Problem details -
The answer is to be the full listing, unchanged in every line.

Extracted material -
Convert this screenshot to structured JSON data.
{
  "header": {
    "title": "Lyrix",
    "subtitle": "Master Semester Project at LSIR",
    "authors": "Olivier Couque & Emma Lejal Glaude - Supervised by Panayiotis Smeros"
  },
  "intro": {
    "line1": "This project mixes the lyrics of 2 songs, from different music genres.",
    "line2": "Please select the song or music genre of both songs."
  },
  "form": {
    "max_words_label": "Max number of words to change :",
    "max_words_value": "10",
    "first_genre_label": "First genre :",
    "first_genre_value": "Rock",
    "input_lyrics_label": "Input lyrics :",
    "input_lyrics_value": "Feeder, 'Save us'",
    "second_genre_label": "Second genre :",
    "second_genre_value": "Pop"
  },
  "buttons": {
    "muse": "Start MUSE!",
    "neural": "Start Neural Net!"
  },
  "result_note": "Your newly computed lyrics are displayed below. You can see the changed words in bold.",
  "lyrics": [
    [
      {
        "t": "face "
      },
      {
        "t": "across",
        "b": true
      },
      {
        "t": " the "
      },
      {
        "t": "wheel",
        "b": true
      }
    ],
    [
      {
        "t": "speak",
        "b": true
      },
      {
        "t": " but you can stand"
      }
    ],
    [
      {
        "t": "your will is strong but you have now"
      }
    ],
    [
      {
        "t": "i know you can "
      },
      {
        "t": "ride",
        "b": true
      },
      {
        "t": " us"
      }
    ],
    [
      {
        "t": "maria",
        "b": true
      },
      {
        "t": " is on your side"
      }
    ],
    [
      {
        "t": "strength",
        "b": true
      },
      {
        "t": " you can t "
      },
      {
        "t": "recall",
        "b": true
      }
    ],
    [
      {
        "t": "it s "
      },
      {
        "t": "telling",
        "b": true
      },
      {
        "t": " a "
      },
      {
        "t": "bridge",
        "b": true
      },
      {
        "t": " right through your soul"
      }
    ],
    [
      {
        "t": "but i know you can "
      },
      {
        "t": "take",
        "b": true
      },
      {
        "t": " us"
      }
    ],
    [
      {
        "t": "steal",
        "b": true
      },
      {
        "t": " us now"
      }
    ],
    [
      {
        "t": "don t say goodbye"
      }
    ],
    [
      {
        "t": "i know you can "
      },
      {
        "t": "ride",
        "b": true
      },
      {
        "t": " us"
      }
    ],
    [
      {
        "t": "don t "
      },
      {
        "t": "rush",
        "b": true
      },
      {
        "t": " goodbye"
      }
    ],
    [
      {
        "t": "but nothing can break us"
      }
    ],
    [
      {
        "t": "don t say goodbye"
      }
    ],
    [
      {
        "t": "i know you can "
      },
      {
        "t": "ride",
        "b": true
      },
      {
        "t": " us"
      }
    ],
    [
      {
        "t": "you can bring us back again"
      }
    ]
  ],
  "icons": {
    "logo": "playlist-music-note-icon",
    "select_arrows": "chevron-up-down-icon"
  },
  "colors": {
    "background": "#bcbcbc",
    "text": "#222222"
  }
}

Reply to the task -
Convert this screenshot to structured JSON data.
{
  "header": {
    "title": "Lyrix",
    "subtitle": "Master Semester Project at LSIR",
    "authors": "Olivier Couque & Emma Lejal Glaude - Supervised by Panayiotis Smeros"
  },
  "intro": {
    "line1": "This project mixes the lyrics of 2 songs, from different music genres.",
    "line2": "Please select the song or music genre of both songs."
  },
  "form": {
    "max_words_label": "Max number of words to change :",
    "max_words_value": "10",
    "first_genre_label": "First genre :",
    "first_genre_value": "Rock",
    "input_lyrics_label": "Input lyrics :",
    "input_lyrics_value": "Feeder, 'Save us'",
    "second_genre_label": "Second genre :",
    "second_genre_value": "Pop"
  },
  "buttons": {
    "muse": "Start MUSE!",
    "neural": "Start Neural Net!"
  },
  "result_note": "Your newly computed lyrics are displayed below. You can see the changed words in bold.",
  "lyrics": [
    [
      {
        "t": "face "
      },
      {
        "t": "across",
        "b": true
      },
      {
        "t": " the "
      },
      {
        "t": "wheel",
        "b": true
      }
    ],
    [
      {
        "t": "speak",
        "b": true
      },
      {
        "t": " but you can stand"
      }
    ],
    [
      {
        "t": "your will is strong but you have now"
      }
    ],
    [
      {
        "t": "i know you can "
      },
      {
        "t": "ride",
        "b": true
      },
      {
        "t": " us"
      }
    ],
    [
      {
        "t": "maria",
        "b": true
      },
      {
        "t": " is on your side"
      }
    ],
    [
      {
        "t": "strength",
        "b": true
      },
      {
        "t": " you can t "
      },
      {
        "t": "recall",
        "b": true
      }
    ],
    [
      {
        "t": "it s "
      },
      {
        "t": "telling",
        "b": true
      },
      {
        "t": " a "
      },
      {
        "t": "bridge",
        "b": true
      },
      {
        "t": " right through your soul"
      }
    ],
    [
      {
        "t": "but i know you can "
      },
      {
        "t": "take",
        "b": true
      },
      {
        "t": " us"
      }
    ],
    [
      {
        "t": "steal",
        "b": true
      },
      {
        "t": " us now"
      }
    ],
    [
      {
        "t": "don t say goodbye"
      }
    ],
    [
      {
        "t": "i know you can "
      },
      {
        "t": "ride",
        "b": true
      },
      {
        "t": " us"
      }
    ],
    [
      {
        "t": "don t "
      },
      {
        "t": "rush",
        "b": true
      },
      {
        "t": " goodbye"
      }
    ],
    [
      {
        "t": "but nothing can break us"
      }
    ],
    [
      {
        "t": "don t say goodbye"
      }
    ],
    [
      {
        "t": "i know you can "
      },
      {
        "t": "ride",
        "b": true
      },
      {
        "t": " us"
      }
    ],
    [
      {
        "t": "you can bring us back again"
      }
    ]
  ],
  "icons": {
    "logo": "playlist-music-note-icon",
    "select_arrows": "chevron-up-down-icon"
  },
  "colors": {
    "background": "#bcbcbc",
    "text": "#222222"
  }
}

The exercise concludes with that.